Robert McQuilkin was serving as president of Columbia Bible College when his wife, Muriel, began to develop Alzheimer's disease. Slowly she became more and more confused, until at last she could form only one sentence: "I love you."
Although he hired someone to care for her, after he would leave for his work often Muriel would walk to where he was—a one mile round trip that she would sometimes make ten times in a day. As he helped her get ready for bed at night, he would see that her feet were bruised and bloodied.
Finally he decided that he could no longer keep his position and care for Muriel, so he resigned the presidency of the college, saying, "Had I not promised, forty-two years before, 'in sickness and in health...till death do us part'?"
McQuilkin was criticized for his decision. After all, other people could take care of Muriel, they told him, but not everyone could fill his shoes at the school. Soon she would not even know who he was, so why should he give up the ministry he had worked so long to develop in order to care for her?
He answered them with these words: "It's not that I have to. It's that I get to. I love her very dearly.... It's a great honor to care for such a wonderful person."
Robert McQuilkin's love draws us back to Jesus' love. "Greater love has no one than this, that he lay down his life for his friends," said Jesus (John 15:13). Jesus loved us so much that He laid down His life for us.
We're not always very lovable. Yet He cares for us—not because He has to but because He wants to for He loves us that much.
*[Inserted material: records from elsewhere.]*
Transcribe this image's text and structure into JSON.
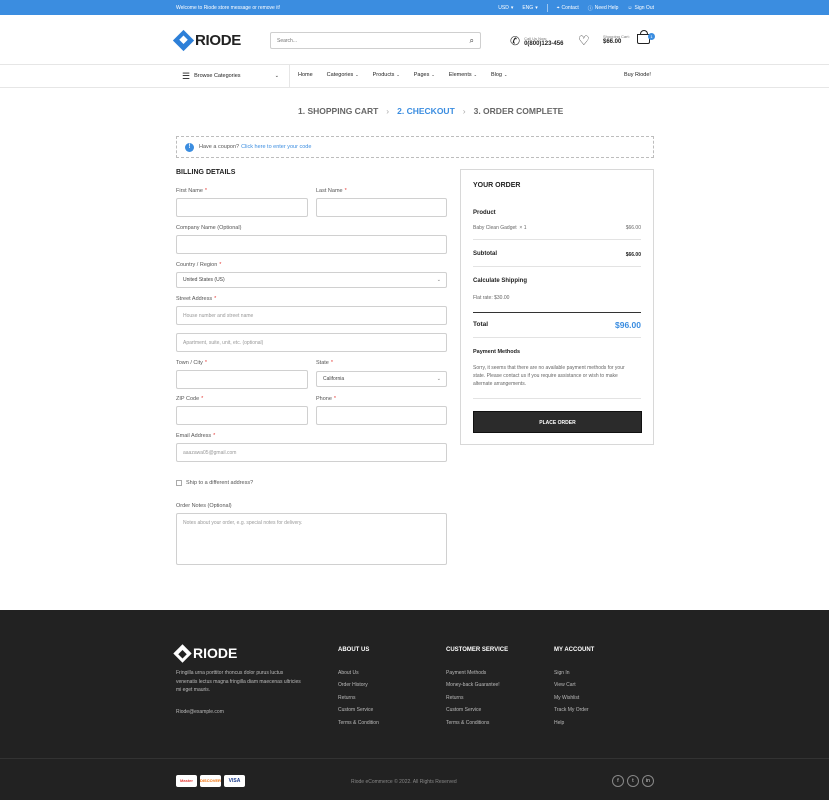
{
  "topbar": {
    "message": "Welcome to Riode store message or remove it!",
    "currency": "USD",
    "language": "ENG",
    "contact": "Contact",
    "need_help": "Need Help",
    "sign_out": "Sign Out"
  },
  "header": {
    "logo": "RIODE",
    "search_placeholder": "Search...",
    "call_label": "Call Us Now:",
    "call_number": "0(800)123-456",
    "cart_label": "Shopping Cart:",
    "cart_total": "$66.00",
    "cart_count": "1"
  },
  "nav": {
    "browse": "Browse Categories",
    "items": [
      "Home",
      "Categories",
      "Products",
      "Pages",
      "Elements",
      "Blog"
    ],
    "buy": "Buy Riode!"
  },
  "steps": {
    "s1": "1. SHOPPING CART",
    "s2": "2. CHECKOUT",
    "s3": "3. ORDER COMPLETE"
  },
  "coupon": {
    "text": "Have a coupon?",
    "link": "Click here to enter your code"
  },
  "billing": {
    "title": "BILLING DETAILS",
    "first_name": "First Name",
    "last_name": "Last Name",
    "company": "Company Name (Optional)",
    "country": "Country / Region",
    "country_value": "United States (US)",
    "street": "Street Address",
    "street_ph1": "House number and street name",
    "street_ph2": "Apartment, suite, unit, etc. (optional)",
    "town": "Town / City",
    "state": "State",
    "state_value": "California",
    "zip": "ZIP Code",
    "phone": "Phone",
    "email": "Email Address",
    "email_value": "aaazawa05@gmail.com",
    "ship_diff": "Ship to a different address?",
    "notes": "Order Notes (Optional)",
    "notes_ph": "Notes about your order, e.g. special notes for delivery.",
    "req": "*"
  },
  "order": {
    "title": "YOUR ORDER",
    "product_h": "Product",
    "product_name": "Baby Clean Gadget",
    "product_qty": "× 1",
    "product_price": "$66.00",
    "subtotal_h": "Subtotal",
    "subtotal": "$66.00",
    "shipping_h": "Calculate Shipping",
    "flat_rate": "Flat rate: $30.00",
    "total_h": "Total",
    "total": "$96.00",
    "pm_h": "Payment Methods",
    "pm_text": "Sorry, it seems that there are no available payment methods for your state. Please contact us if you require assistance or wish to make alternate arrangements.",
    "place": "PLACE ORDER"
  },
  "footer": {
    "logo": "RIODE",
    "desc": "Fringilla urna porttitor rhoncus dolor purus luctus venenatis lectus magna fringilla diam maecenas ultricies mi eget mauris.",
    "email": "Riode@example.com",
    "about": {
      "title": "ABOUT US",
      "items": [
        "About Us",
        "Order History",
        "Returns",
        "Custom Service",
        "Terms & Condition"
      ]
    },
    "service": {
      "title": "CUSTOMER SERVICE",
      "items": [
        "Payment Methods",
        "Money-back Guarantee!",
        "Returns",
        "Custom Service",
        "Terms & Conditions"
      ]
    },
    "account": {
      "title": "MY ACCOUNT",
      "items": [
        "Sign In",
        "View Cart",
        "My Wishlist",
        "Track My Order",
        "Help"
      ]
    },
    "pay": {
      "mc": "Master",
      "dc": "DISCOVER",
      "vi": "VISA"
    },
    "copyright": "Riode eCommerce © 2022. All Rights Reserved",
    "social": {
      "fb": "f",
      "tw": "t",
      "in": "in"
    }
  },
  "colors": {
    "accent": "#3b8de0",
    "dark": "#222222"
  }
}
 John Tucker, Pastor, Milford Baptist Church, 3 October 2004 / North Shore Auckland, NZ